Other than communication and engagement, there’s one more essential quality to making remote––or really any teamwork––work, he says. “You have to assume good intent. Nobody comes to work to do a bad job,” says McPherson. “They just don’t. We help people understand who they are, what their communication styles are, what their leadership styles are, what their backup styles are, [and] how they interact. We do a lot of work around behaviors and behaviors obviously drive communications. The most important thing is to understand your own communication style,” he says. “Because once you understand your style, we can assess what the other’s [style] is. You can never expect someone else to make an adjustment. You have to make the adjustment.”
Did You Know?
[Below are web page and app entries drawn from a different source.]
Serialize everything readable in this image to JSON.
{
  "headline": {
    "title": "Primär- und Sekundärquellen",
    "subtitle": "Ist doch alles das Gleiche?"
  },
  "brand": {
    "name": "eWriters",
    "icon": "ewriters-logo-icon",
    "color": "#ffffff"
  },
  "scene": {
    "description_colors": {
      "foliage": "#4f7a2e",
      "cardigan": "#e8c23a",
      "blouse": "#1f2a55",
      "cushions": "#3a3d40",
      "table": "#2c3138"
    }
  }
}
The Bureau of Labor Statistics shows that across the country, as of Dec. 3, 2021, employment has risen by 210,000 in November 2021 in all areas except retail. The unemployment rate has declined to 4.2%. But the quit rate, in California, has risen to 3%.
Tips from the Pros
In normal times—whether at home or at work, on-site or remote—good communication is at the top of the list when it comes to creating a happy, productive workplace and business matters generally work smoothly. During these pandemic times, when everyone is stretched in one way or another, and remoteness from others is part of the norm, valuing communication, learning how to improve it, is even more important. So where do companies begin to address workplace situations and imagine improvements?
“The No. 1 thing is engagement,” says Joe Madigan, CEO of Nelson. “Be visible to your employees and have a high level of engagement. And expect the same thing from employees. And those employees looking for remote work—there’s plenty of remote work out there, which means that corporations need to always keep that in mind so they remain competitive in attracting and retaining the top employees.”
Communicating for engagement is key, according to Chuck McPherson, partner, Leap Solutions Group, Inc. “Communicating for engagement requires clear consistent messaging,” says McPherson. “It involves openness and honesty; trust and transparency; goals; purpose and direction; and accountability for employees and management. Wherever you start in your process is not the wrong place. And remember, your people are the foundation of your success,” he adds. “You have to be deliberately intentional, so working on the business is critical, versus working in the business. When you’re working in the business, you’re spending less time supporting and developing your employees and clients.”
Sonoma State University’s Rob Eyler, Ph.D., advises patience. “The most important thing is to think and recognize that we had a deep recession, [and] it takes time to climb out of it,” he says. “We are now in the latter stages of recovery. We’re kind of sorting things out.” For employers, he also advises addressing safety in the workplace. “Recognize that people are concerned about the work environment, so the more employers can talk about worker safety, and the good things about coming back to the office, the better.”
“We all know that the workers are missing,” says Karen Alary, The Personnel Perspective. “The shortage of workers is hurting every business we work with. But there’s so much happening in business right now—expectations are high, deadlines are short and burn-out is on the horizon. People are working harder than ever. I remain optimistic that everything will rebalance and right itself, and we’ll be back on track with a healthy level of productivity balanced with realistic expectations for our employees.”
“There are so many things that people can do,” says Rayona Sharpnack, founder and CEO of the Institute for Women’s Leadership. “But you need to have a mindset that what you do makes a difference. You can argue that both ways: Nothing I do makes a difference, or anything I do can make a difference. I choose the second.”